(Items listed in a dataset)
- - - -
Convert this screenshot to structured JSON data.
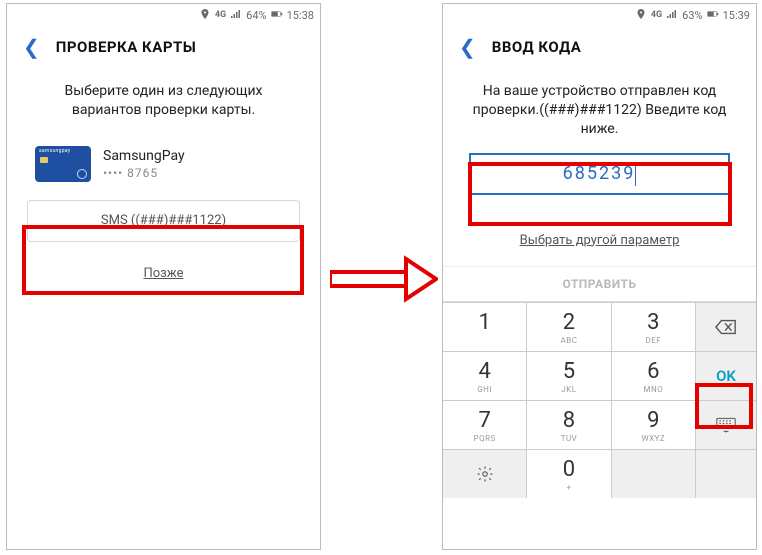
{
  "left": {
    "status": {
      "battery": "64%",
      "time": "15:38"
    },
    "header": {
      "title": "ПРОВЕРКА КАРТЫ"
    },
    "body_text": "Выберите один из следующих вариантов проверки карты.",
    "card": {
      "name": "SamsungPay",
      "mask": "•••• 8765",
      "brand": "samsungpay"
    },
    "sms_label": "SMS ((###)###1122)",
    "later_label": "Позже"
  },
  "right": {
    "status": {
      "battery": "63%",
      "time": "15:39"
    },
    "header": {
      "title": "ВВОД КОДА"
    },
    "body_text": "На ваше устройство отправлен код проверки.((###)###1122) Введите код ниже.",
    "code_value": "685239",
    "alt_param_label": "Выбрать другой параметр",
    "send_label": "ОТПРАВИТЬ",
    "keypad": {
      "k1": "1",
      "k2": "2",
      "k3": "3",
      "k4": "4",
      "k5": "5",
      "k6": "6",
      "k7": "7",
      "k8": "8",
      "k9": "9",
      "k0": "0",
      "sub2": "ABC",
      "sub3": "DEF",
      "sub4": "GHI",
      "sub5": "JKL",
      "sub6": "MNO",
      "sub7": "PQRS",
      "sub8": "TUV",
      "sub9": "WXYZ",
      "sub0": "+",
      "ok": "OK"
    }
  },
  "colors": {
    "accent": "#2a6cc4",
    "highlight": "#e50000"
  }
}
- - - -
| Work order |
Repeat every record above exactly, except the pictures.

| Solution to this problem |
Convert this screenshot to structured JSON data.
{
  "left": {
    "status": {
      "battery": "64%",
      "time": "15:38"
    },
    "header": {
      "title": "ПРОВЕРКА КАРТЫ"
    },
    "body_text": "Выберите один из следующих вариантов проверки карты.",
    "card": {
      "name": "SamsungPay",
      "mask": "•••• 8765",
      "brand": "samsungpay"
    },
    "sms_label": "SMS ((###)###1122)",
    "later_label": "Позже"
  },
  "right": {
    "status": {
      "battery": "63%",
      "time": "15:39"
    },
    "header": {
      "title": "ВВОД КОДА"
    },
    "body_text": "На ваше устройство отправлен код проверки.((###)###1122) Введите код ниже.",
    "code_value": "685239",
    "alt_param_label": "Выбрать другой параметр",
    "send_label": "ОТПРАВИТЬ",
    "keypad": {
      "k1": "1",
      "k2": "2",
      "k3": "3",
      "k4": "4",
      "k5": "5",
      "k6": "6",
      "k7": "7",
      "k8": "8",
      "k9": "9",
      "k0": "0",
      "sub2": "ABC",
      "sub3": "DEF",
      "sub4": "GHI",
      "sub5": "JKL",
      "sub6": "MNO",
      "sub7": "PQRS",
      "sub8": "TUV",
      "sub9": "WXYZ",
      "sub0": "+",
      "ok": "OK"
    }
  },
  "colors": {
    "accent": "#2a6cc4",
    "highlight": "#e50000"
  }
}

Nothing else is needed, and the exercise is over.